Rocket Lab's third launch for the year will carry two US Special Operations Command (Socom) "Prometheus" satellites.

The launch window opens next Thursday.

What is Socom? The US Department says, "The command was formed after the failure of Operation Eagle Claw, a mission to rescue the American hostages in Tehran, Iran, in April 1980. Eight American special operations personnel died in the effort. A study faulted a lack of cooperation among the forces. This led to the Goldwater-Nichols Act of 1987 and on, April 16, 1987, the establishment of Socom.

"The military services man, train and equip their own special operations forces, but when they are used together, they come under the purview of Socom."

Advertisement

Socom's website details everything from its involvement in the1993 "Black Hawk Down" incident in Somalia and says its "Special operators were among the first US forces in Afghanistan after 9/11."

Talking to the Herald in April, Rocket Lab founder and CEO Peter Beck said, "The defence sector is very dual-use," Beck counters.

"GPS is the best example. It's run, owned and operated and maintained by the US Air Force but we all use it to get to the supermarket."

And emphasised that the three satellites Rocket Lab launched for the US Air Force were "non-operational payloads, they're R&D research payloads".

Similarly, Socom's Prometheus satellites are billed as research into cubesat constellations, or how a fleet of micro-satellites can work in tandem.

The "Make it Rain" mission will also carry birds for US satellite imaging company BlackSky and The Melbourne Space Program - an Australian educational outfit borne out of the Melbourne School of Engineering. The Space Program's cubesat was student-built from scratch, and will be used as a technology test to hone future designs.

The payload was assembled by US company Spaceflight, which promises clients and easy and affordable rideshare into space - making it an Uber for satellites, if you will.

The launch window will open on June 27, with take-off from Rocket Lab's Launch Complex 1 on the Mahia Peninsula.

Why "Make it rain?".

A Rocket Lab spokeswoman explains, "The mission's name is a nod to the high volume of rainfall in Seattle, where Spaceflight is headquartered, as well as in New Zealand where Launch Complex 1 is located."

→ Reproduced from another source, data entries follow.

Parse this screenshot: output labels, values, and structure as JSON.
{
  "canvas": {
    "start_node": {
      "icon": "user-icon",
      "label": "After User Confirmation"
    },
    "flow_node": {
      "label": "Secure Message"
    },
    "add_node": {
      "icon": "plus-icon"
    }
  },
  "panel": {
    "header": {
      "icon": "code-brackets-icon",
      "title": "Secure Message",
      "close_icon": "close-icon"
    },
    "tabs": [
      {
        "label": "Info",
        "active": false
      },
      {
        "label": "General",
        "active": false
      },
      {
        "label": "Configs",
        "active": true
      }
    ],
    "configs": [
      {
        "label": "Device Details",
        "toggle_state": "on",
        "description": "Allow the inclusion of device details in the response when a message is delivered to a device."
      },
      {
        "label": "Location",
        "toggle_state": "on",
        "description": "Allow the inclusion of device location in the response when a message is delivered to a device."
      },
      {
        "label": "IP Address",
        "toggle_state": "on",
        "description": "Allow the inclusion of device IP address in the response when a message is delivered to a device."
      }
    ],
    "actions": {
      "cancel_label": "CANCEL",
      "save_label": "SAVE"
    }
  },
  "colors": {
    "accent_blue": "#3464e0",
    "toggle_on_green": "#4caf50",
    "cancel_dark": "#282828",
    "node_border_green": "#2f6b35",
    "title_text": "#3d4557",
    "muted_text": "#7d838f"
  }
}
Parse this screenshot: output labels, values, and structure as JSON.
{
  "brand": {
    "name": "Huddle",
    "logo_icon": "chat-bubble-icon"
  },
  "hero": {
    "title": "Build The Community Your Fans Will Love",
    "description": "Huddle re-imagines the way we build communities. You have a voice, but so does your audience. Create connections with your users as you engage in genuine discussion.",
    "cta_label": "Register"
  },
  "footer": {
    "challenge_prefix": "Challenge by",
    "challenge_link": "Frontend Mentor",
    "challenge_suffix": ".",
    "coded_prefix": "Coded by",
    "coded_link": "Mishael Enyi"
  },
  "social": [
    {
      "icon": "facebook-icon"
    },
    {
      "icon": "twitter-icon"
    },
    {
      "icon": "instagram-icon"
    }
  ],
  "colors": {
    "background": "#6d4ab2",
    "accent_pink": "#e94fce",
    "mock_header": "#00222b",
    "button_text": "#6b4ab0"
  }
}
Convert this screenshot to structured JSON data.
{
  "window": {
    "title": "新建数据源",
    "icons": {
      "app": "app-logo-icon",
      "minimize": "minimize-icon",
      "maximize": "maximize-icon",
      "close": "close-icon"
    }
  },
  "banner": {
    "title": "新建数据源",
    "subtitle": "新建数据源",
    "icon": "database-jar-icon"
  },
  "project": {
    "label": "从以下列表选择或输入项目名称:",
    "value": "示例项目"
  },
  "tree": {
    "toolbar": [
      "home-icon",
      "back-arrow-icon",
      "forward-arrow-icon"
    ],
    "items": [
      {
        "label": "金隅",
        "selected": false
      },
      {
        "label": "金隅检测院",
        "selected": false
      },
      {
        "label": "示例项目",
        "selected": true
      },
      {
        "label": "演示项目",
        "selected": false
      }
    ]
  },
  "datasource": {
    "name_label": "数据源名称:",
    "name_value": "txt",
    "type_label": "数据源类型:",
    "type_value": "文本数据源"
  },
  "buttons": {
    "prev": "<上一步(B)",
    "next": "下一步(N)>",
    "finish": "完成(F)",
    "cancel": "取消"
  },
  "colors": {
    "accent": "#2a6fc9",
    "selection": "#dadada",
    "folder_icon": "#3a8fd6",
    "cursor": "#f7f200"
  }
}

The launch will be livestreamed, and the Wairoa District Council will again open up a viewing area for the public. Details of the location are at www.
visitwairoa.co.nz/welcome-to-wairoa/space-coast-new-zealand - though travellers should bear in mind Rocket Lab's advice that mulltiple delays over several days are possible during the launch window period.